• **Try it**: In the entries below, every line that contains "hair" must be located and copied.

• **Material for this task**:

■ ■ ■

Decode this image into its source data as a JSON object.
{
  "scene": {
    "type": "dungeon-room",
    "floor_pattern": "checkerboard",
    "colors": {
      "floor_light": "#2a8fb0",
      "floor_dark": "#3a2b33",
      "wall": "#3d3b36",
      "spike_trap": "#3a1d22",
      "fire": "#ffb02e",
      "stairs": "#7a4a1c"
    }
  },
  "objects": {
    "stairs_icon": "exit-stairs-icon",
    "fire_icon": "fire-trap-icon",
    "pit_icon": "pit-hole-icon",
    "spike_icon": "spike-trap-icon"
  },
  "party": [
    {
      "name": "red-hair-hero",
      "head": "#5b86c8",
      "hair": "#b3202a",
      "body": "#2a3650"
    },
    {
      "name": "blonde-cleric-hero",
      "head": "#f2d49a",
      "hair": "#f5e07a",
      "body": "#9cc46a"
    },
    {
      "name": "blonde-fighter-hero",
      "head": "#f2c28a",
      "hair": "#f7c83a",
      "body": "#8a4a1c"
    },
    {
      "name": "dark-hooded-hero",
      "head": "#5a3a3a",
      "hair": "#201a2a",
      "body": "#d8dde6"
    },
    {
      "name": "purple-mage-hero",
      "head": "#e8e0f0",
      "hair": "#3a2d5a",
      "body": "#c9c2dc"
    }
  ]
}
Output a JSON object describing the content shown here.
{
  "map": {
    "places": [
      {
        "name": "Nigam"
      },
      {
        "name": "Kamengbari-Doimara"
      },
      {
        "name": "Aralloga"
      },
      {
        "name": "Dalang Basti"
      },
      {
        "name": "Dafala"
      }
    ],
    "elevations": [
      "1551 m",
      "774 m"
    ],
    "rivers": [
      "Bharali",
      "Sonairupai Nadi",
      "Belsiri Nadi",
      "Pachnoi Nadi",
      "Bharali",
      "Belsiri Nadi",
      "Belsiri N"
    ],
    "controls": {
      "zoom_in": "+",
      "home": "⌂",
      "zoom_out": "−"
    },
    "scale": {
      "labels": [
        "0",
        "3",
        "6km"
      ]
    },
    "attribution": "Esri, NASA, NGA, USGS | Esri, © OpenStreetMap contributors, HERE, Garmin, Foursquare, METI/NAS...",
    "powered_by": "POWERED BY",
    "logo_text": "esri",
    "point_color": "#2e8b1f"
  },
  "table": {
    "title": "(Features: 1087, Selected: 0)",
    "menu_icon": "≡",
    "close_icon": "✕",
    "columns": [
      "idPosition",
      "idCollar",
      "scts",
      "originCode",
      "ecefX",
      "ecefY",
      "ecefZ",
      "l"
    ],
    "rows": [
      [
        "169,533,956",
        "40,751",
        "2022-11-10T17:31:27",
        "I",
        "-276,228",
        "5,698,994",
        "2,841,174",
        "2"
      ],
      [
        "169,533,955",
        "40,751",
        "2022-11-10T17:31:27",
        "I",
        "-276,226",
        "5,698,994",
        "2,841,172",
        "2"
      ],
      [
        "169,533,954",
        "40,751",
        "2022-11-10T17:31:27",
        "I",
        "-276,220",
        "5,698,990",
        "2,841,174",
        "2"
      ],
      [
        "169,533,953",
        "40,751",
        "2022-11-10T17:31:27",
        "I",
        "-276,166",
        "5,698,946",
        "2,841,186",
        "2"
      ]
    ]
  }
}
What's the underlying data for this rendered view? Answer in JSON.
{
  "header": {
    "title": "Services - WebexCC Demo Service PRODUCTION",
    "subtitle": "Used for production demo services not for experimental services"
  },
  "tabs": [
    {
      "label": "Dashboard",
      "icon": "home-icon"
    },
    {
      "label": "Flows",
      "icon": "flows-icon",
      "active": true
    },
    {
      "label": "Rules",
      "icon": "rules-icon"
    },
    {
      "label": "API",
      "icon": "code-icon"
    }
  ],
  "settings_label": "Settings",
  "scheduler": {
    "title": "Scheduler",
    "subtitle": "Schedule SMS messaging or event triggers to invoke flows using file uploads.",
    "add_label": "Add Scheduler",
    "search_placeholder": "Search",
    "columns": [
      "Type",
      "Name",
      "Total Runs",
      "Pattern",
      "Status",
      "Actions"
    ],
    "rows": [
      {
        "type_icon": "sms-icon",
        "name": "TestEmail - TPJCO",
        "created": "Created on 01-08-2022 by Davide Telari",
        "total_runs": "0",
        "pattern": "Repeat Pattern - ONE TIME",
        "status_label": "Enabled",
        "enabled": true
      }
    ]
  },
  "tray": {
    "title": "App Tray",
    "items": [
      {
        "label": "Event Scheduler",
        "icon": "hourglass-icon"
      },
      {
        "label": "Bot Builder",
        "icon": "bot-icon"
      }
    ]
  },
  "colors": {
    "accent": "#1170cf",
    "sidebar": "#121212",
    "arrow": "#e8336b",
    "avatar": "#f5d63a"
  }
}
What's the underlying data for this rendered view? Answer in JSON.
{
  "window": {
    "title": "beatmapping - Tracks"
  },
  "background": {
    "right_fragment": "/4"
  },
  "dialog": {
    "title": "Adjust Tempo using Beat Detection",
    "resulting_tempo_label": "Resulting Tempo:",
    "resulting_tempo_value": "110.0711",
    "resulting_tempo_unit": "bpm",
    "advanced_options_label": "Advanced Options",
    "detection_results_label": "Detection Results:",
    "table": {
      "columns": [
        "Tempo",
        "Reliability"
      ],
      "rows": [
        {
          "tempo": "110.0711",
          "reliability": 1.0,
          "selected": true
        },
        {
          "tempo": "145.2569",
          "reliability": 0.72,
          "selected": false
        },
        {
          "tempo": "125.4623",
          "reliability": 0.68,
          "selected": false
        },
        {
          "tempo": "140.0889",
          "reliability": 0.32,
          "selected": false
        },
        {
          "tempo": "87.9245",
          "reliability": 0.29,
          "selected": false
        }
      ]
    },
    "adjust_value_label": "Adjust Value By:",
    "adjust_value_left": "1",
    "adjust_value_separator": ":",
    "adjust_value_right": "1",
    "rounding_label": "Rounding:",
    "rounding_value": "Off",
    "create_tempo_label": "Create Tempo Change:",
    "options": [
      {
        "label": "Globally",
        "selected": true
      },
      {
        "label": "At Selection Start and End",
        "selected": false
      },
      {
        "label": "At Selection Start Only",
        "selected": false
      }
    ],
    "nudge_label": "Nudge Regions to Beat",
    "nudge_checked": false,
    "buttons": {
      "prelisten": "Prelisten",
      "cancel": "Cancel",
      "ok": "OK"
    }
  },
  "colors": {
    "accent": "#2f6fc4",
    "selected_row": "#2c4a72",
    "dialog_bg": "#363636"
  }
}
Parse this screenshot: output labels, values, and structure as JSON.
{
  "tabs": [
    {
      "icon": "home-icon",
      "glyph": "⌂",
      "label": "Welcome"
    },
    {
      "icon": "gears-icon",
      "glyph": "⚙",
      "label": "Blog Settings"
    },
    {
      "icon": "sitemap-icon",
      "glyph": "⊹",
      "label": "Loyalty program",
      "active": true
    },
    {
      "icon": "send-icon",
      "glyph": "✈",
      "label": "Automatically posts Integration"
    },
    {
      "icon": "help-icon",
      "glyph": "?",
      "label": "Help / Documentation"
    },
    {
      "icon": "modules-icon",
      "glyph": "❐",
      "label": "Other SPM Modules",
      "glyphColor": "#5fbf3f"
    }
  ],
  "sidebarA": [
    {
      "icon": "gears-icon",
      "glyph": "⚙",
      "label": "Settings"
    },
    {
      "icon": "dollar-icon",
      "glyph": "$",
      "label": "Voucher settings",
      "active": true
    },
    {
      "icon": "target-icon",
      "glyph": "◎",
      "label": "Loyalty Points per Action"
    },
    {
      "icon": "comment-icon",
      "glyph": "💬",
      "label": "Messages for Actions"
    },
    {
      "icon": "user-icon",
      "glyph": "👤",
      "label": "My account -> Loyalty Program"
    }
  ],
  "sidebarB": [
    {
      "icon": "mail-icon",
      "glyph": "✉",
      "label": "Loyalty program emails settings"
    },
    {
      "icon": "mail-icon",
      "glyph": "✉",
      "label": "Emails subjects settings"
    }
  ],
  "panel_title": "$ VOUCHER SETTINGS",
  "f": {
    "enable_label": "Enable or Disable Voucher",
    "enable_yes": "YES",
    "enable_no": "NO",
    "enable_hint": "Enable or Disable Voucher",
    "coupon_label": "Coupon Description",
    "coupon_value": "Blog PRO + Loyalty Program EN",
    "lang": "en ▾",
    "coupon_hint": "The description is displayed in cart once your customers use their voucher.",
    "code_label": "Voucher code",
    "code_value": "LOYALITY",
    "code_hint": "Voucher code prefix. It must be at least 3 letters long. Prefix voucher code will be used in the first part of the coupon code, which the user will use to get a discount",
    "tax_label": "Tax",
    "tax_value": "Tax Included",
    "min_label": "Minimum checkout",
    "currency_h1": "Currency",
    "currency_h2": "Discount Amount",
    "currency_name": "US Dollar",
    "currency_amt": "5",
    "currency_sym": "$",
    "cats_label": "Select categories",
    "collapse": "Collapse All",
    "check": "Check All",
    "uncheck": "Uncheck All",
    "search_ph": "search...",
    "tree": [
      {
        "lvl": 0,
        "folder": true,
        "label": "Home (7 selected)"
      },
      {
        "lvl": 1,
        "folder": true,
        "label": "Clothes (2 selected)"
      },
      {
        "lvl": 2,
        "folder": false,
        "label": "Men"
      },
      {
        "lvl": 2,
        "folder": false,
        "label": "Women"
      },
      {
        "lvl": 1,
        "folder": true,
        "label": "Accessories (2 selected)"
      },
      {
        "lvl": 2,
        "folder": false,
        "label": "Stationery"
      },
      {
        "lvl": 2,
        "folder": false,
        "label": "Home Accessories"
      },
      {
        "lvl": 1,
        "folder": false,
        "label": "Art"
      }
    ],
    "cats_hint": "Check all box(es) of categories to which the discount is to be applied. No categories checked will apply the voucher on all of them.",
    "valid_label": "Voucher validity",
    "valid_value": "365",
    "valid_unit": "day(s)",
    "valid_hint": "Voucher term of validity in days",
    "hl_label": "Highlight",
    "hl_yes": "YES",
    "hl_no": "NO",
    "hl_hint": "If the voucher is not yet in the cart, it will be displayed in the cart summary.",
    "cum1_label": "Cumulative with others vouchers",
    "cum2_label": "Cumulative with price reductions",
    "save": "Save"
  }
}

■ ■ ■

• **Result**:
      "name": "red-hair-hero",
      "hair": "#b3202a",
      "hair": "#f5e07a",
      "hair": "#f7c83a",
      "hair": "#201a2a",
      "hair": "#3a2d5a",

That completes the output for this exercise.